A couple weeks ago I mentioned my new strategy for getting the garden in shape: Take one garden area at a time and finish it completely before moving on to the next. It should come as no surprise that I grossly underestimated how long this would take, but I’m happy with the progress I’ve made.
I spent most of one day working on the circle garden which is now looking pretty good. The chive hedge I planted last year has just started blooming and I absolutely love it. So much, that I’ve decided to continue it around the entire perimeter of that segment of the circle garden. I need a few more chives to surround it (I’m hoping to take a few off my mom’s hands or else it will have to wait until I can divide what is there), and eventually I would like hedge the other two segments of that garden.
There are a lot of bare spots in this garden (actually, all of my gardens, which is something I’m discovering as I free them from weeds), so filled them in with 75 kale seedlings. I planted Redbor kale seedlings in one segment and Lacinato in the other two. If they grow well, and I hope they do, I think it will be a really interesting look to the garden. Maybe by the end of summer I’ll be able to call the circle garden (which is very much an oval) the kale garden.
We’ve had a very wet and cool spring and the amount of weeds is astonishingly. Some kind of
vetch (see note in caption) seems to have taken over the garden and I’m literally pulling it out by the handful.
The potato towers are finally starting to show some signs of life. As you can see, there are plenty of shoots popping out and up. I’ve been “hilling up” the compost on the top of towers as the shoots grow. Other than that, I’ve done very little with the towers since I planted them. I have occasionally taken the hose and made an attempt to water the entire thing, but that’s about it. I’m starting to lose hope that the entire tower will be covered in green leaves, but there is a long summer of growing to go yet so we’ll see.
I successfully moved the compost bin and ended up going with the sunnier location by the vegetable gardens. I actually tucked it a little more under the tree than I intended to, but once I dug out the trench to level it, I wasn’t going to dig it again, so that’s where it ended up. There was some lovely finished compost lurking at the bottom of the bin that I’ve been happily using. I’m throwing all the unfinished bits back in and starting to make some new layers as well. Because its the time of year for lots of greens (plant trimmings and kitchen waste; I never put in weeds), I got a supply of newsprint trimmings from work to serve as “browns” in the pile until some fallen leaves are available in autumn.

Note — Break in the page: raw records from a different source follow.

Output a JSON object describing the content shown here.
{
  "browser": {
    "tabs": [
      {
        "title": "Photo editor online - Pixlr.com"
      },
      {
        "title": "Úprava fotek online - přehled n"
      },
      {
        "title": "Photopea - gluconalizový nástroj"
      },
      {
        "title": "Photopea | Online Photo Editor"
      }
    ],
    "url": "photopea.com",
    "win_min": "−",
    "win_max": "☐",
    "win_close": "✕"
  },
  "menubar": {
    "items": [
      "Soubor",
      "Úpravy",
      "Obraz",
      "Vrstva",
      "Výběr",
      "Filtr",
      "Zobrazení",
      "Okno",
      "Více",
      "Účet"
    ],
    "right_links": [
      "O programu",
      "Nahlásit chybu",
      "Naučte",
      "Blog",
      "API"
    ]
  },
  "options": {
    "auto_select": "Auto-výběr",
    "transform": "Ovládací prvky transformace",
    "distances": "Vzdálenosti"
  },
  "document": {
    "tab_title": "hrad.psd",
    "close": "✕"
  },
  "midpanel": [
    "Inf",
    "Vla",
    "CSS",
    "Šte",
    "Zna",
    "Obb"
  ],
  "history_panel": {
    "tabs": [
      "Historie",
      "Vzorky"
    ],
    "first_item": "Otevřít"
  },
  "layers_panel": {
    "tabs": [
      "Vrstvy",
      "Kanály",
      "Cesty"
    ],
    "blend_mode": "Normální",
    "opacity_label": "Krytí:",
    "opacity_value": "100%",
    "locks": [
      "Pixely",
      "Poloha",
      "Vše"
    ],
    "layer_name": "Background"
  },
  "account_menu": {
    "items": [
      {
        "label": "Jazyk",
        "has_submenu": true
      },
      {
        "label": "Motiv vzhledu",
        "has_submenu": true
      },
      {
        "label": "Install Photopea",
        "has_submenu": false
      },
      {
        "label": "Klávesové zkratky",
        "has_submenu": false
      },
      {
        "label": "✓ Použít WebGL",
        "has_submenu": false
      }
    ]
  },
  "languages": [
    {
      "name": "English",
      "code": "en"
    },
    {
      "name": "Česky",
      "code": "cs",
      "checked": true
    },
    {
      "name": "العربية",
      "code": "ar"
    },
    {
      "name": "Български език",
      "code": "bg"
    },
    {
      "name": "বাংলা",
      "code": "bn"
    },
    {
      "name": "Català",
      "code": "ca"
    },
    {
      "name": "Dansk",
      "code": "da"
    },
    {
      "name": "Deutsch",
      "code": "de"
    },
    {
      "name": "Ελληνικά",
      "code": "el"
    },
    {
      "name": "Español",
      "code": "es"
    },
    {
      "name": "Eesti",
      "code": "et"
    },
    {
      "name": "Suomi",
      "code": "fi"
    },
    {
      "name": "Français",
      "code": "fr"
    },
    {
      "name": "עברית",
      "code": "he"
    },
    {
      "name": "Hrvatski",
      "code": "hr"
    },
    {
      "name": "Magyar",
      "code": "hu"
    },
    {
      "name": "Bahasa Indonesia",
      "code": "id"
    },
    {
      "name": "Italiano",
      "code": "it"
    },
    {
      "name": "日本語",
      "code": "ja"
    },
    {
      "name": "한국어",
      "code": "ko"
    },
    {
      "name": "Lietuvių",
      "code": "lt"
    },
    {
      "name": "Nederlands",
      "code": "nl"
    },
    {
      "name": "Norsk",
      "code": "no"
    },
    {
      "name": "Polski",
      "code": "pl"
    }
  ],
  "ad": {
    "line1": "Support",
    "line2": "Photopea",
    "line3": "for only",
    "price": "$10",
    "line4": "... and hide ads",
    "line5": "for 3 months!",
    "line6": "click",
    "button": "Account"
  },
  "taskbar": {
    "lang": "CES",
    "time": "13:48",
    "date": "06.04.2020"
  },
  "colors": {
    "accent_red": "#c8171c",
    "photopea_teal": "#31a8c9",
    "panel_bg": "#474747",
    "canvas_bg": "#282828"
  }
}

|A few brave tomatoes have made an appearance but I don’t see them ripening any time soon.|
It has not been very summerlike here so the tomatoes have done very little growing, but so far my new method of staking is working out pretty well. One of the jute strings broke off at ground level. I’m hoping this does not happen to the rest. I had some excess at the top so I lowered that and tucked the bottom back into the soil as firmly as I could.
|The “before” shot of the garage taken last fall. Check out that mossy roof!|
Hallelujah, I found someone to paint the garage and with luck it will be finished by the end of the week. With all the work there is to do in the garden as well as a very busy sailing schedule (pretty much every weekend from now through August), I knew I wouldn’t have time to do all that scraping and painting and I didn’t want to look at an unfinished garage all summer.
I ended up choosing Ozark Shadows for the siding color (the top right in these photos), which was a favorite of many people. The trim will be Simply White, which is the same color as on the deck.
The rain barrel we put on the corner of the garage is already proving its value, even if I think it’s pretty ugly. The garden by the garage is right on the edge of reach of both hoses, so it has been very nice to be able to water that area from it. There’s not enough pressure in the hose to actually spray water, but it works great to just set by the base of new plants and give them a good soaking.
NEW BACK/SIDE GARDEN
It’s finished. Well as finished as any first-year garden ever is. I keep waiting for a nice day to take some photos, and that never seems to happen. I’ll show you soon and hope that the deer don’t eat it in the meantime (they’ve already munched my Sweet Summer Love clematis to the ground).
That’s what’s been happening here. What’s up in your garden?